Records provided =>
>>>

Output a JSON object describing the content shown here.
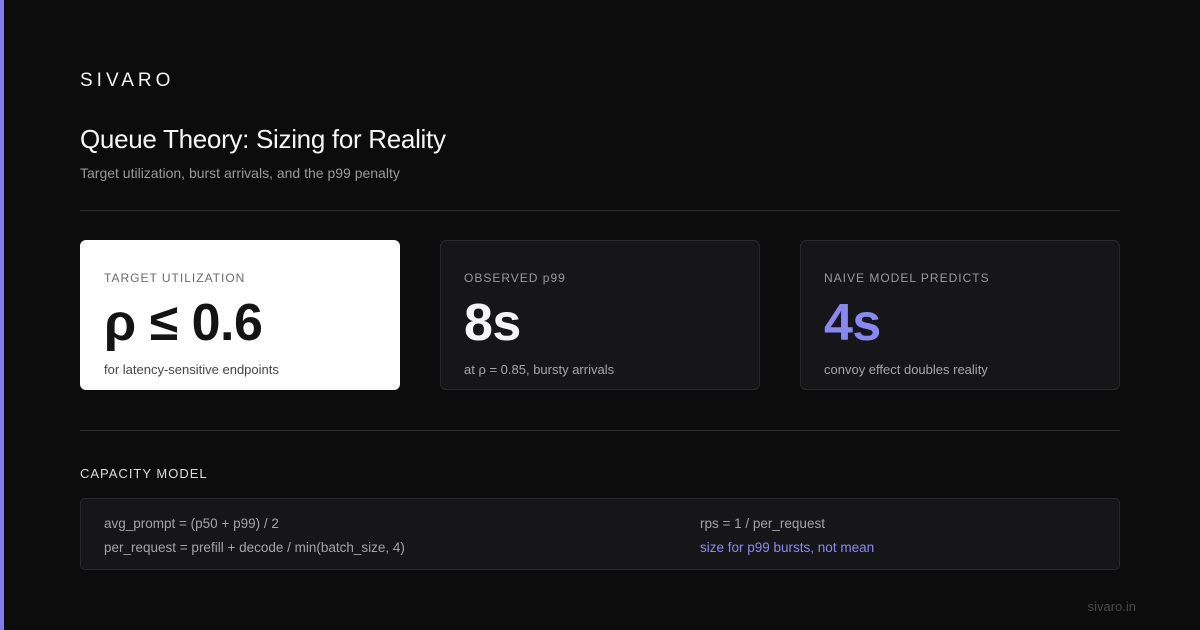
{
  "brand": "SIVARO",
  "title": "Queue Theory: Sizing for Reality",
  "subtitle": "Target utilization, burst arrivals, and the p99 penalty",
  "cards": [
    {
      "label": "TARGET UTILIZATION",
      "value": "ρ ≤ 0.6",
      "note": "for latency-sensitive endpoints"
    },
    {
      "label": "OBSERVED p99",
      "value": "8s",
      "note": "at ρ = 0.85, bursty arrivals"
    },
    {
      "label": "NAIVE MODEL PREDICTS",
      "value": "4s",
      "note": "convoy effect doubles reality"
    }
  ],
  "capacity_model": {
    "label": "CAPACITY MODEL",
    "formulas": [
      "avg_prompt = (p50 + p99) / 2",
      "per_request = prefill + decode / min(batch_size, 4)",
      "rps = 1 / per_request",
      "size for p99 bursts, not mean"
    ]
  },
  "footer": "sivaro.in",
  "colors": {
    "background": "#0c0c0c",
    "accent": "#7c7cf0",
    "card": "#161618",
    "highlight_card": "#ffffff"
  }
}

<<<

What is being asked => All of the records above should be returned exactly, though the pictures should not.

Task response =>
Output a JSON object describing the content shown here.
{
  "brand": "SIVARO",
  "title": "Queue Theory: Sizing for Reality",
  "subtitle": "Target utilization, burst arrivals, and the p99 penalty",
  "cards": [
    {
      "label": "TARGET UTILIZATION",
      "value": "ρ ≤ 0.6",
      "note": "for latency-sensitive endpoints"
    },
    {
      "label": "OBSERVED p99",
      "value": "8s",
      "note": "at ρ = 0.85, bursty arrivals"
    },
    {
      "label": "NAIVE MODEL PREDICTS",
      "value": "4s",
      "note": "convoy effect doubles reality"
    }
  ],
  "capacity_model": {
    "label": "CAPACITY MODEL",
    "formulas": [
      "avg_prompt = (p50 + p99) / 2",
      "per_request = prefill + decode / min(batch_size, 4)",
      "rps = 1 / per_request",
      "size for p99 bursts, not mean"
    ]
  },
  "footer": "sivaro.in",
  "colors": {
    "background": "#0c0c0c",
    "accent": "#7c7cf0",
    "card": "#161618",
    "highlight_card": "#ffffff"
  }
}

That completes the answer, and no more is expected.